Density and variation are identical (and their densities were nearly identical in 1950 as well). Houston is somewhat lower than Dallas-Fort Worth with respect to centralization and clustering. Not sure what to make, if anything, of these small differences. And remember that Dallas-Fort Worth is an area resulting from two separate urban areas growing together, so there’s that difference as well.

My major conclusion is that, despite the absence of zoning, the urban pattern in Houston does not look that different from other large urban areas.

Always compromises–never black and white

I live in Upland, California, a suburb about 35 miles east of downtown Los Angeles. A short block from our house is Euclid Avenue, a broad, busy boulevard running from south of the city north to the foothills of the San Gabriel Mountains.

Euclid Avenue is the signature feature of Upland, created when the city was originally laid out in the latter 1800s. The street is primarily lined by residences, becoming larger and more impressive as one approaches the mountains. Its 65-foot wide median is lined with large old pepper trees and has a spacious path in the middle constantly used by walkers and runners, the occasional horse, and I once even saw a llama. (The median was originally used for a streetcar line, first powered by a mule which pulled the car up the slope to the top of Euclid Avenue and then got to ride down on a trailer at the back as the car descended powered by gravity.)

Euclid Avenue, Upland, California

Euclid Avenue, Upland, California

Philip Langdon, in his book A Better Place to Live, excoriates contemporary suburbs for their boring and placeless design and their obstacles to mobility given their street patterns. Yet he devotes 8 pages of the book to describing and praising Euclid Avenue. (This is worth reading; his account is accurate and comprehensive.) He praises the frequent cross streets, 28 in 7 miles, as providing pedestrian access and not causing problems with the heavy traffic on Euclid Avenue.
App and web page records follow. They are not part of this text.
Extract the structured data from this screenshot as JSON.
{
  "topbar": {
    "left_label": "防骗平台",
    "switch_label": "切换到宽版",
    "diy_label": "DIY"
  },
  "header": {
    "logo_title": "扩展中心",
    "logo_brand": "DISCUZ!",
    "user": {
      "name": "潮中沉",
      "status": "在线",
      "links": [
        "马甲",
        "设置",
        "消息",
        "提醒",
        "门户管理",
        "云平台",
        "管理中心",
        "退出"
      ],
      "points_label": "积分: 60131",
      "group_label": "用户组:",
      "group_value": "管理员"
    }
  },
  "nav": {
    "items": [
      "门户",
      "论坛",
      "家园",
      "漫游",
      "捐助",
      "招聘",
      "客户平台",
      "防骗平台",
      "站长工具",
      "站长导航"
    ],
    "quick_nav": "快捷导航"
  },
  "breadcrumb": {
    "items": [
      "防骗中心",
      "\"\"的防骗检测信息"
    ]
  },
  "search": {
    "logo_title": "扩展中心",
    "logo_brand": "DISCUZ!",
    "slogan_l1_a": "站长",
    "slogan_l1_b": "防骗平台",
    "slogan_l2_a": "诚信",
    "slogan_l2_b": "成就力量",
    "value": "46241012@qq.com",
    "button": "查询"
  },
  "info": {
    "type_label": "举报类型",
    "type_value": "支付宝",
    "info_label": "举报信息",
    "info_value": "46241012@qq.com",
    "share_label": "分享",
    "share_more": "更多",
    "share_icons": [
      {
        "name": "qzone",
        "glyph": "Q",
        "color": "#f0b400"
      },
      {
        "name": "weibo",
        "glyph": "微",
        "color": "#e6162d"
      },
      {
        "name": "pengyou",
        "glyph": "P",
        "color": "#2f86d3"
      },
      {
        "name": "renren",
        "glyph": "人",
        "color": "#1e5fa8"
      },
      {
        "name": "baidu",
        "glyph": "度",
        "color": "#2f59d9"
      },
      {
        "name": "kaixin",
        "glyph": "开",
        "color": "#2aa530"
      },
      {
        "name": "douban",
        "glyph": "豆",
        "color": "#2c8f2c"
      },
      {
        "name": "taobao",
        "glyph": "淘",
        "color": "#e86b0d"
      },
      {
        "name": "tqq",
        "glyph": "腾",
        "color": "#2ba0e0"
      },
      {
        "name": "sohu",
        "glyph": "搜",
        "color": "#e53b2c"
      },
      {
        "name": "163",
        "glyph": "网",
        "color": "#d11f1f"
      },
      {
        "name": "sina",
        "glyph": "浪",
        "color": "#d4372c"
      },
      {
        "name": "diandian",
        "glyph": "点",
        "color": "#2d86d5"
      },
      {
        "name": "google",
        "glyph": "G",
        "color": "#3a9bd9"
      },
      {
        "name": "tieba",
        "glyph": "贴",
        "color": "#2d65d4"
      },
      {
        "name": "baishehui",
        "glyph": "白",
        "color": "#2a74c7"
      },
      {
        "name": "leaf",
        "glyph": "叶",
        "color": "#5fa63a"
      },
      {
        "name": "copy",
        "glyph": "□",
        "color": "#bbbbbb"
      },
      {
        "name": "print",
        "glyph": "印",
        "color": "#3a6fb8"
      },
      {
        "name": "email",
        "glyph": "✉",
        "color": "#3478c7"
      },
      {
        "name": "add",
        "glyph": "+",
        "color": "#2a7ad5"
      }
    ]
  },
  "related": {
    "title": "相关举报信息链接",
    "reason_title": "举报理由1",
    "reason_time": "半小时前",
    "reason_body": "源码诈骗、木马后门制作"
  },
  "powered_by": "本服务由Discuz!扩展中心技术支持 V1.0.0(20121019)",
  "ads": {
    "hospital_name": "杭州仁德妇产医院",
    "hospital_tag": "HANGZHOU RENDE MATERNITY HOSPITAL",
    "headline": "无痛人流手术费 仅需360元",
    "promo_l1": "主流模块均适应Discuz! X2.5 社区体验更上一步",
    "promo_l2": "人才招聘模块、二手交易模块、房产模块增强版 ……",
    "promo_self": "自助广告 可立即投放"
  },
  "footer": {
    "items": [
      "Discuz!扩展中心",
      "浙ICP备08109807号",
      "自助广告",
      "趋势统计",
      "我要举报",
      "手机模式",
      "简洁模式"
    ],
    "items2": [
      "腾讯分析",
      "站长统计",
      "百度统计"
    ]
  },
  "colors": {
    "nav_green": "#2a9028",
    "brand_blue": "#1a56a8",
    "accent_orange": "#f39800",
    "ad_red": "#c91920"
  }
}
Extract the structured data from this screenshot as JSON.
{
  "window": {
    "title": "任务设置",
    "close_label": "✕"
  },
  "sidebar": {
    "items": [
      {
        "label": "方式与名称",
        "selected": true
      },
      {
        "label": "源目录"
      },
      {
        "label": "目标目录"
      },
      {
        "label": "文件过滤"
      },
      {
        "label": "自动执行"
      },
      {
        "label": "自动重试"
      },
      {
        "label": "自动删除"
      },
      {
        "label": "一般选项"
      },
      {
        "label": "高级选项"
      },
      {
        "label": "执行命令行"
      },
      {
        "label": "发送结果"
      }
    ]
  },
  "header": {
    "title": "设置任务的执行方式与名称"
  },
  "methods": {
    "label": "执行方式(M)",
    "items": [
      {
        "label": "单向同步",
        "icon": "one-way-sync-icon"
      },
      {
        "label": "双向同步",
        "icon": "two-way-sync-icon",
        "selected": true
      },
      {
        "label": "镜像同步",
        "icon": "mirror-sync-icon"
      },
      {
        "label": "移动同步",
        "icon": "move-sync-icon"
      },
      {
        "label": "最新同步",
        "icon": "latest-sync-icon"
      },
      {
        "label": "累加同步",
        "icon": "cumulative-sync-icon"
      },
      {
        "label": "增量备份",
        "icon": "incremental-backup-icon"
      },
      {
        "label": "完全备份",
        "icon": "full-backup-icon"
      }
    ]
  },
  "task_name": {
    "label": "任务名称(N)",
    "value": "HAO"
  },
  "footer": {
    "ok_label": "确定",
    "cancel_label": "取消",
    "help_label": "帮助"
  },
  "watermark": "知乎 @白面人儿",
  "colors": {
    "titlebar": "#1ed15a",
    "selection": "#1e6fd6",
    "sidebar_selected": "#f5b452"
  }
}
Here’s my problem: Langdon gives the count of the number of cross streets, but he does not make the obvious point that these come each quarter mile. The blocks, in the north-south direction on Euclid, are a quarter-mile long. This separation of the cross streets is not unreasonable for a heavily traveled arterial. But these are awfully long blocks from the perspective of Langdon’s desire for a grid of connected streets and maximum pedestrian opportunities. A compromise reasonably required by the presence of the busy boulevard.

And Langdon fails to address the rest of the story. Upland is not this jewel in the midst of the automobile-oriented faceless suburbia that he rails against. Not only are the blocks a rather long quarter mile in the north-south direction, many extend a full half mile in an east-west direction. Some of these huge blocks are cut through by more-or-less straight streets creating smaller blocks. But many of these large blocks are pierced only by cul du sacs and meandering streets that are the antithesis of the grid that Landon espouses.

Things are seldom black-and-white, good or bad. Before moving to Upland, I lived in Zionsville, Indiana, a suburb of Indianapolis. At its core was the original town settled in the mid-nineteen century with a street grid with small blocks, old houses on small lots, and a small, quaint downtown on a brick street. This part of Zionsville was affectionately referred to as the “village” and was the major element of the town’s attraction. And the village was surrounded by newer suburban development of exactly the sort Langdon decries.

Next door to Upland is the city of Claremont, home, of course, to the Claremont Colleges. It too has an older, somewhat denser core and an extensive, lively downtown area (attributable at least in part to the presence of the colleges). Claremont likewise refers to this portion of the city as the “village.” And most of the remainder of the city consists of typical suburban development.